= Records for the exercise =
Start of Block

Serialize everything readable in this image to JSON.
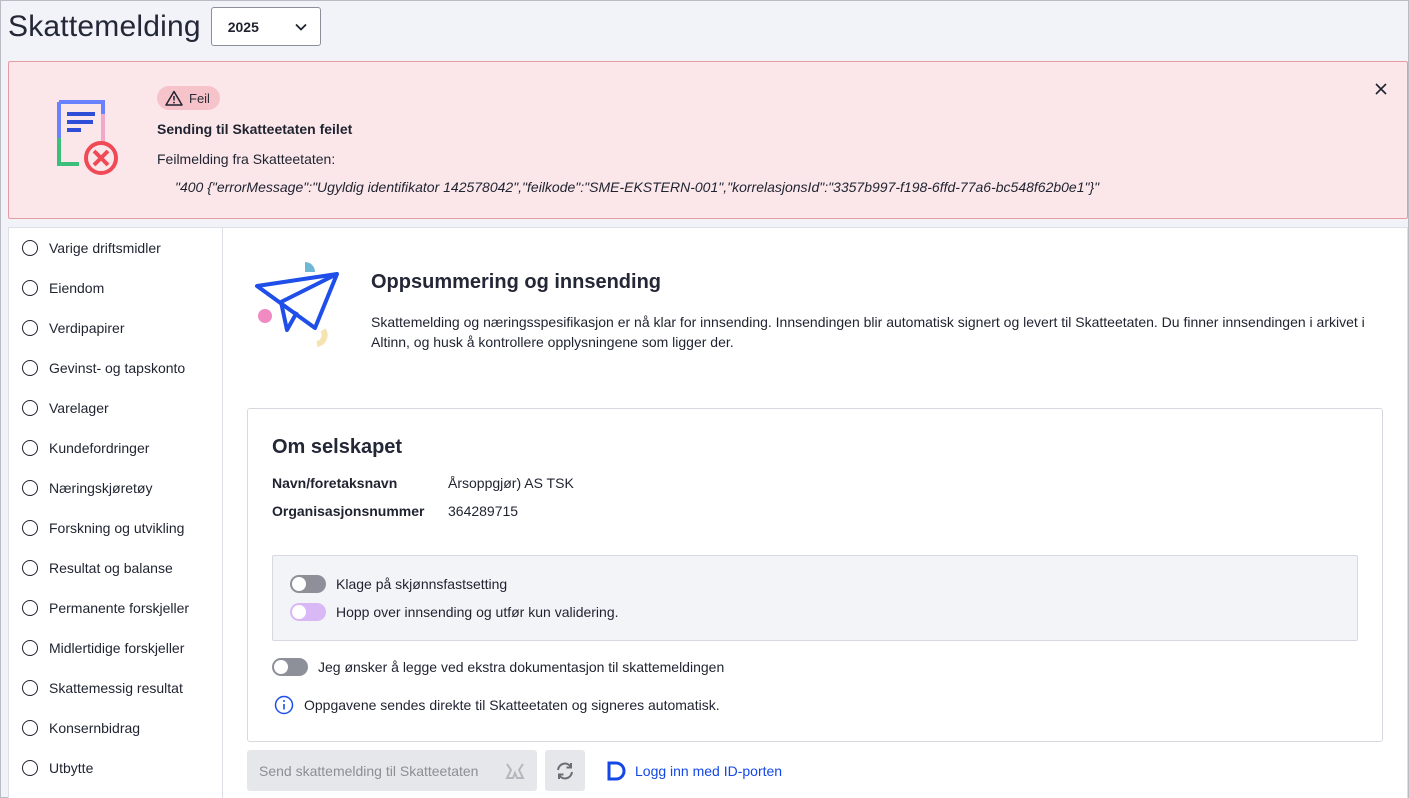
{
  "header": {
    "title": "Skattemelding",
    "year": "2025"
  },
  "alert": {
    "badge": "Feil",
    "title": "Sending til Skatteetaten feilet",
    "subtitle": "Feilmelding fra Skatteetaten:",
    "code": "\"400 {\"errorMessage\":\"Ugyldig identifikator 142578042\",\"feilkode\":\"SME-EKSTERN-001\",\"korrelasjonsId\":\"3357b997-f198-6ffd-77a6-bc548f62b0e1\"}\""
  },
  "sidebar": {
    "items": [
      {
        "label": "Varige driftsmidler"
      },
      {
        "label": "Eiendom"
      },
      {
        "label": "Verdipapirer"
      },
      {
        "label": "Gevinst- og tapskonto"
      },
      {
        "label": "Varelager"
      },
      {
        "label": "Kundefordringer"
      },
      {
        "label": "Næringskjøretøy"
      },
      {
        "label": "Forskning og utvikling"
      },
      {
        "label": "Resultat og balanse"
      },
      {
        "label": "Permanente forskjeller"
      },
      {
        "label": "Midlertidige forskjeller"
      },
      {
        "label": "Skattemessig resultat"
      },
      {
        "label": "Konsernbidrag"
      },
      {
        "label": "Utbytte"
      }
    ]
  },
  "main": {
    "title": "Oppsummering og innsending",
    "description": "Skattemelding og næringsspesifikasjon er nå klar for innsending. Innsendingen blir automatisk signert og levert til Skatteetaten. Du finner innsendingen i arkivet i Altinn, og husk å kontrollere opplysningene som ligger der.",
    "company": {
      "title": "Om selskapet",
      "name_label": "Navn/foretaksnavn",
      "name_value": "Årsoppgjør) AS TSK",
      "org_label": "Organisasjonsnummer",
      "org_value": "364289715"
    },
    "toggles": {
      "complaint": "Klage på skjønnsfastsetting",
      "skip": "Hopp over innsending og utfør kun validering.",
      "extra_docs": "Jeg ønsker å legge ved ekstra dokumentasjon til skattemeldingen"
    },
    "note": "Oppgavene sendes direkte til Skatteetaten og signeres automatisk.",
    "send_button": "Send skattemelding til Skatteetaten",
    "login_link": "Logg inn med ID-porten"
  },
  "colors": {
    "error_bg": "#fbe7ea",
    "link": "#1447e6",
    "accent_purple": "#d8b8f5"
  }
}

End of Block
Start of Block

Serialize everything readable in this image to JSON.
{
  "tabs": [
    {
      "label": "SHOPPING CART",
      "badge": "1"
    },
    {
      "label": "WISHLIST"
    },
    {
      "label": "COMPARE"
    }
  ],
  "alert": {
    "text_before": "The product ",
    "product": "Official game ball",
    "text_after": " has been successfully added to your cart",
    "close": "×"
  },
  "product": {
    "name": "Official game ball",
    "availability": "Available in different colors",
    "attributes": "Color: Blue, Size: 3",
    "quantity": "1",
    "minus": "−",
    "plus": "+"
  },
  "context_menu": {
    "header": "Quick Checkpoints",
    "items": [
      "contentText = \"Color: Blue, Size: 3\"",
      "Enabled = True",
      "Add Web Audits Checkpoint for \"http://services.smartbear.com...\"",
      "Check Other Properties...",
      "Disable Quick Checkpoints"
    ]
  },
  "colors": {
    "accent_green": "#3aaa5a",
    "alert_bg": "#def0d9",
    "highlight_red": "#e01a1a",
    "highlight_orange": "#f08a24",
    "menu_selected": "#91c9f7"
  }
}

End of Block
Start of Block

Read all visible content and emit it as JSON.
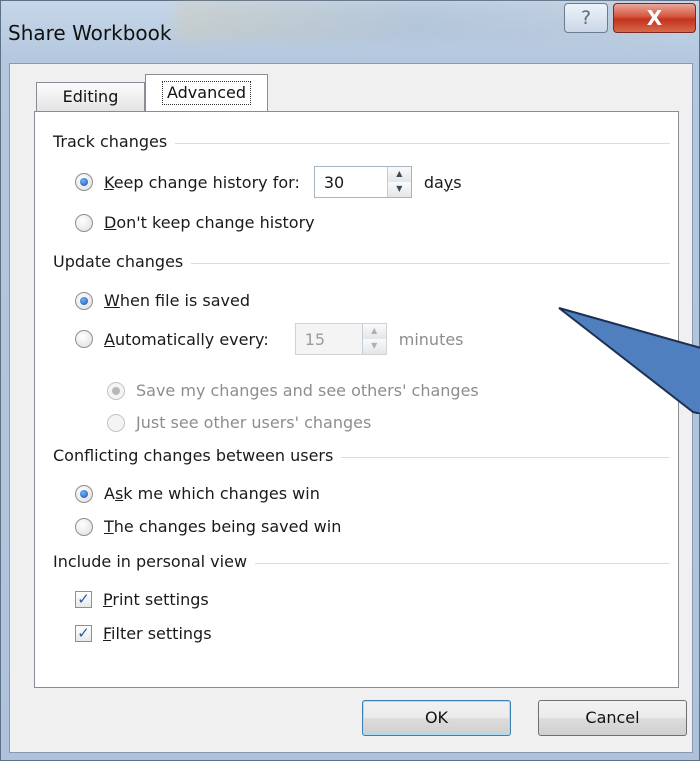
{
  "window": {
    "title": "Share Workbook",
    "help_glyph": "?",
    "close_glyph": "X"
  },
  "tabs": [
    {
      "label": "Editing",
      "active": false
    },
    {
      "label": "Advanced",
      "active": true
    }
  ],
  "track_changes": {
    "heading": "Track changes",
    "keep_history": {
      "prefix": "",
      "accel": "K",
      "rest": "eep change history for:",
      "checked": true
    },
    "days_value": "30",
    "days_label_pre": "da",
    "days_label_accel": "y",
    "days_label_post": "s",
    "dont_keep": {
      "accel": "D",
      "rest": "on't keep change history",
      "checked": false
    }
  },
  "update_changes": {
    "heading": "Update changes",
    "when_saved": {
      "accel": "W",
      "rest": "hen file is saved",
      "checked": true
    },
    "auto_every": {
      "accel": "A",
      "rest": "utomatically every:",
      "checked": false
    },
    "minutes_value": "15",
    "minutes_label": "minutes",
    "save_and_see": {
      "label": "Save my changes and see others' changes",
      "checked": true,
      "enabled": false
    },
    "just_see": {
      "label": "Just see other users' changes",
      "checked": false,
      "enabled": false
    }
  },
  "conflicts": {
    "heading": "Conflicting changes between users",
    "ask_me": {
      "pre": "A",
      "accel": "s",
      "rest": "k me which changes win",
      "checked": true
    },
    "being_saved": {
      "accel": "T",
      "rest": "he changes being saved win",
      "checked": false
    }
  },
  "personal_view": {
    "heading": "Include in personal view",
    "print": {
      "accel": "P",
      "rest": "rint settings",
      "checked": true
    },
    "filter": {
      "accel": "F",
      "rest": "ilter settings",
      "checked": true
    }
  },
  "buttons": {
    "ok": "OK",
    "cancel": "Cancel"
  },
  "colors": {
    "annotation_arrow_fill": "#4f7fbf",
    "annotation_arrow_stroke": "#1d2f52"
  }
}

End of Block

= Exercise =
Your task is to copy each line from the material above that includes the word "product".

= Answer to this exercise =
    "text_before": "The product ",
    "product": "Official game ball",
  "product": {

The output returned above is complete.